FMW: Finding My Way
ISRCTN: International Standard Randomized Controlled Trial Number
MOS: Medical Outcome Study
NHS: National Health Service
NIHR: National Institute for Health Research
QLQ-C30: European Organisation for Research and Treatment of Cancer Quality of Life Core Questionnaire
RCT: randomized controlled trial
RN: research nurse

Edited by T Derrick; This paper was peer reviewed by North West Cancer Research (UK). See the Multimedia Appendix for the peer-review report; submitted 12.07.21; accepted 15.07.21; published 20.09.21


©Nicholas J Hulbert-Williams, Monica Leslie, Lee Hulbert-Williams, Bogda Koczwara, Eila K Watson, Peter S Hall, Laura Ashley, Neil S Coulson, Richard Jackson, Sue Millington, The Finding My Way UK Trial Steering Group, Lisa Beatty. Originally published in JMIR Research Protocols (, 20.09.2021.

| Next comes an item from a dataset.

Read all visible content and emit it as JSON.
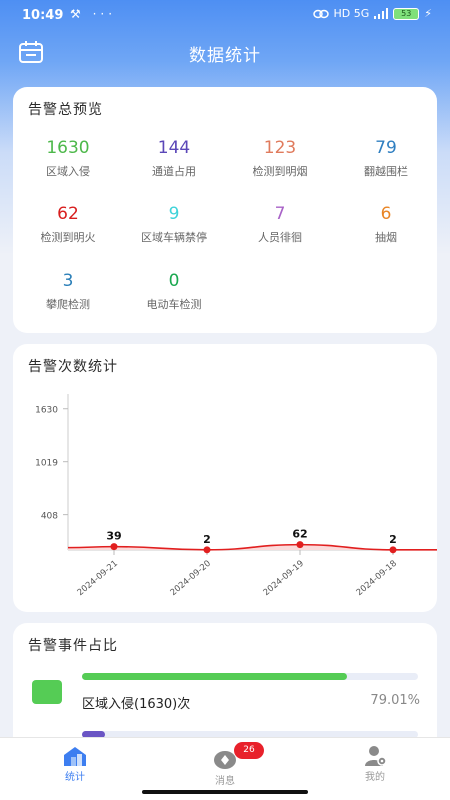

This is an open-access article distributed under the terms of the Creative Commons Attribution License (, which permits unrestricted use, distribution, and reproduction in any medium, provided the original work, first published in JMIR Research Protocols, is properly cited. The complete bibliographic information, a link to the original publication on, as well as this copyright and license information must be included.